My point is that social issues, even scientific or religious ones, where fact and faith are assumed to be sharp and parsimonious arbiters, are very complex and difficult to parse. But, that should not, in my opinion, lead one to be bogged down in "Post Modernist" thinking, where one simply surrenders and concedes that reality is an insoluble problem. Rather, people should read more, think more and reflect more. A simple clear solution to an arcane and complex problem. There is nothing "inherently more Christian" about the Young Earth Creationist position, there have been debates about how literally to take Genesis since the initial founding of Christianity, and usually (from what I can gather) the intellectuals who fleshed out the details of Christian doctrine tended to lean toward metaphor and morality as the mode of interpretation and the reason being Genesis and the Creation story, not an eye witness account or scientific guide. From the secular perspective of those who wish to assert the reality of the dominance of the scientific theory of evolution within science itself, one must be careful not to oversimplify the "opposition" and simply assume that their talking points are natural outcomes of sincere Christian faith, after all, how could we account for Jay Manifold himself? Ultimately, Young Earth Creationism and Intelligent Design are simply social-historical movements that have tapped into religious sensibilities. It is not for the areligious to tell the religious what their faith tells them should be, but, it behooves us to consider the process how they do reach conclusions that they think are rooted in the axioms of their religious tradition.

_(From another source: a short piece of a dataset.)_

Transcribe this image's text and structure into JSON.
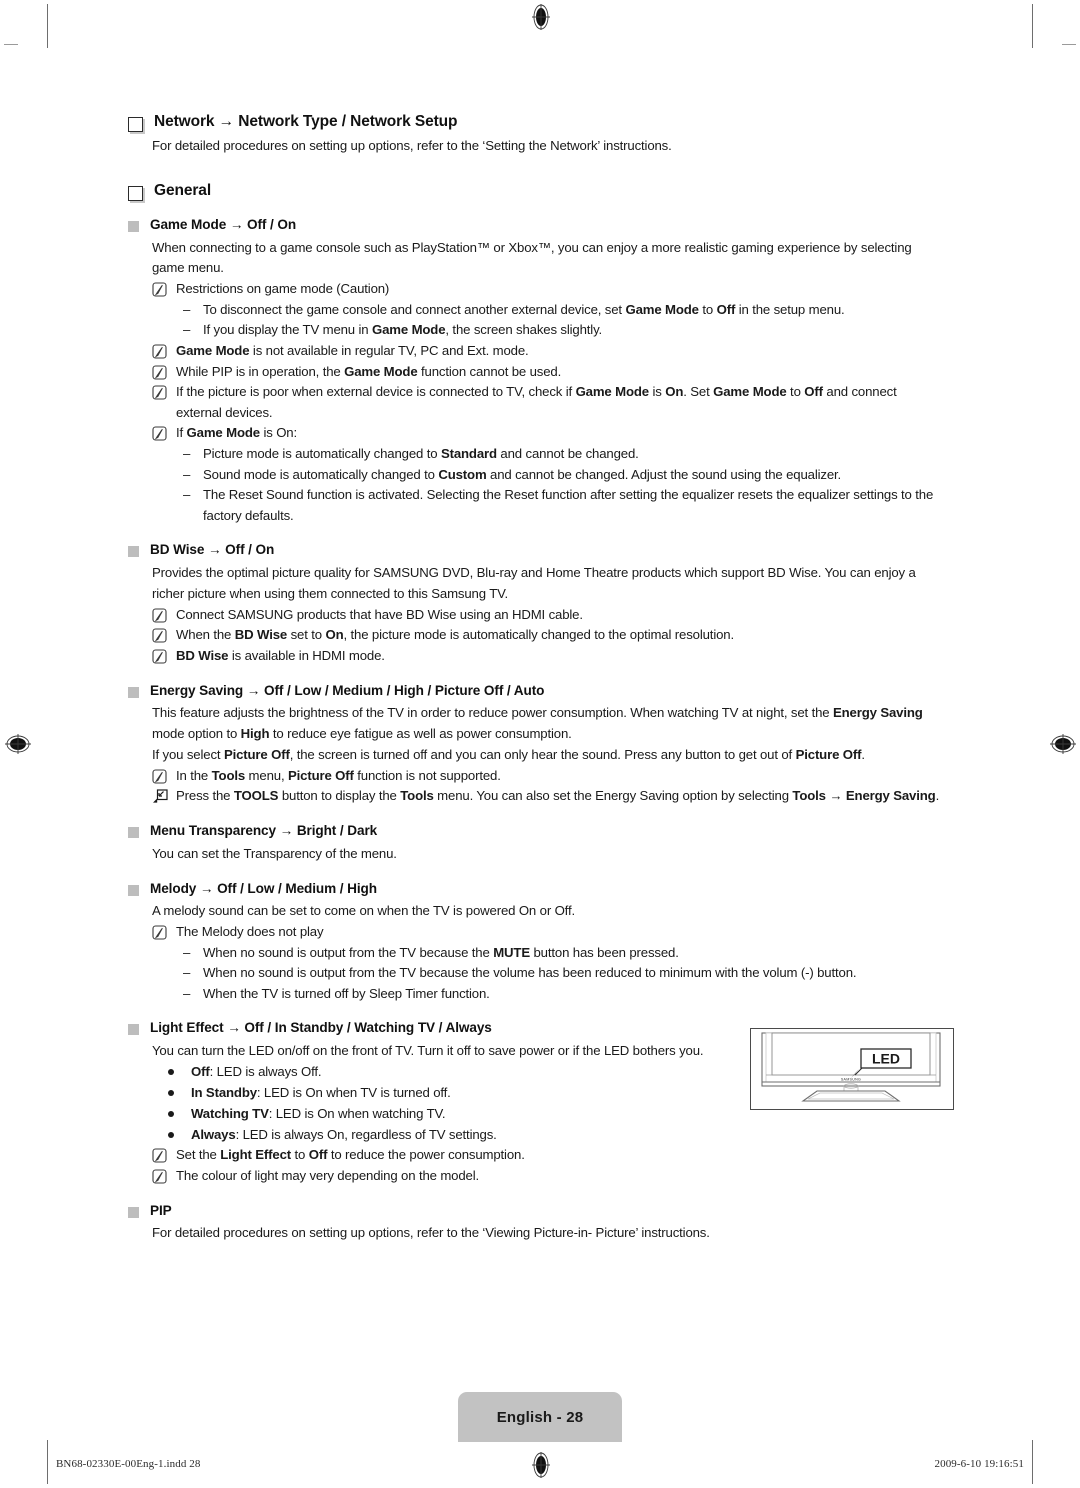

1 - It seems to depend by region to region. In south India the Mappila of Kerala speak the native language, and have a strong literary tradition in Arabic. They distance themselves from the Turco-Persian element that is in the cultural background, at least mythologically, of most Indian Muslims. In contrast, the Muslim population of Hyderabad not too far from Kerala in south India is Urdu speaking, though the surrounding population speaks a Dravidian language. In Bengal many of the elite Muslims once spoke Urdu, but there has been a transition toward Bengali speech for most of them (going three generations up a few branches of my family tree speak Urdu, though they were residents of long standing in Bengal).

Posted by razib at 05:34 PM